Recent efforts of non-profit groups and the government to address mental health among youth, in the form of health promotion campaigns, early assessment services for serious mental issues, and school-based pilot programs to deliver psychiatric service, reflect encouraging beginnings to tackle the issue. Nevertheless, moving forward, the Foundation believes that, to adequately address the mental health service gap among local youth, comprehensive mental health services catered to youth spanning the entire spectrum of care, from preventive education and screening to various levels of psychotherapy and clinical treatment as necessary, should be established as a norm of community health care, and streamlined under a single managing organization that can efficiently respond to needs in a timely manner.
Keen to partner with organizations which share the same ideas in facing this important topic, the Foundation is currently supporting The Hong Kong Federation of Youth Groups to implement its 2-year comprehensive mental health promotion and counseling program, E. Positive (the “Program”), that targets youth 10-24 years of age with suspected deviant behaviors and potential mental health issues. Drawing from best practices adopted in the United Kingdom and Australia, the Program employs a stepped care model in service delivery, under which youths are matched to the appropriate intensity and form of psychotherapy, treatment and/or skill-building activities based on their individual assessment outcomes, with such components being delivered by different disciplines of personnel. This ranges from low- to high-intensity psychotherapy such as cognitive behavioral therapy and mindfulness-based cognitive therapy delivered by trained social workers, to family counseling and referrals for clinical treatment by psychiatrists and clinical psychologists. Preventive support and screening are also delivered to a wider audience under the Program through the establishment of school-based referral and screening systems, and the creation of an e-mental health platform providing screening and self-guided counseling options to interested youth.

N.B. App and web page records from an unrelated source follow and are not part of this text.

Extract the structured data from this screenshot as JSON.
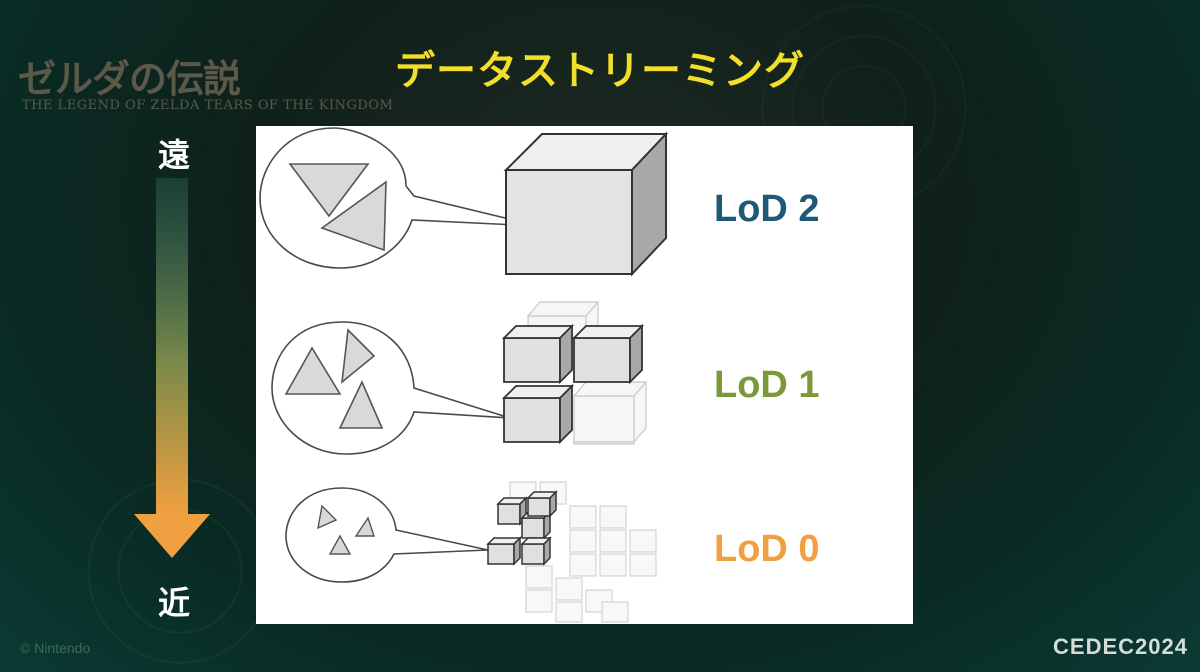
{
  "slide": {
    "title": "データストリーミング",
    "logo_jp": "ゼルダの伝説",
    "logo_en": "THE LEGEND OF ZELDA TEARS OF THE KINGDOM",
    "far_label": "遠",
    "near_label": "近",
    "copyright": "© Nintendo",
    "event_logo": "CEDEC2024"
  },
  "colors": {
    "title": "#f2df2a",
    "lod2": "#1e5a78",
    "lod1": "#7a9a3a",
    "lod0": "#f0a040",
    "arrow_top": "#2d6a5c",
    "arrow_bottom": "#f0a040"
  },
  "lod_levels": [
    {
      "label": "LoD 2",
      "color": "#1e5a78"
    },
    {
      "label": "LoD 1",
      "color": "#7a9a3a"
    },
    {
      "label": "LoD 0",
      "color": "#f0a040"
    }
  ]
}
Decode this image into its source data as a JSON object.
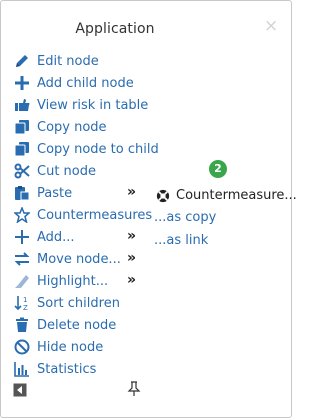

Through this comprehensive service model, it is the Foundation’s hope that, in addition to raising awareness among youth-related circles about mental health and deviant behavior, the Program can deliver the appropriate levels of mental health support to identified youth in a timely manner, thereby potentially reducing their chances of further engagement in deviant behavior.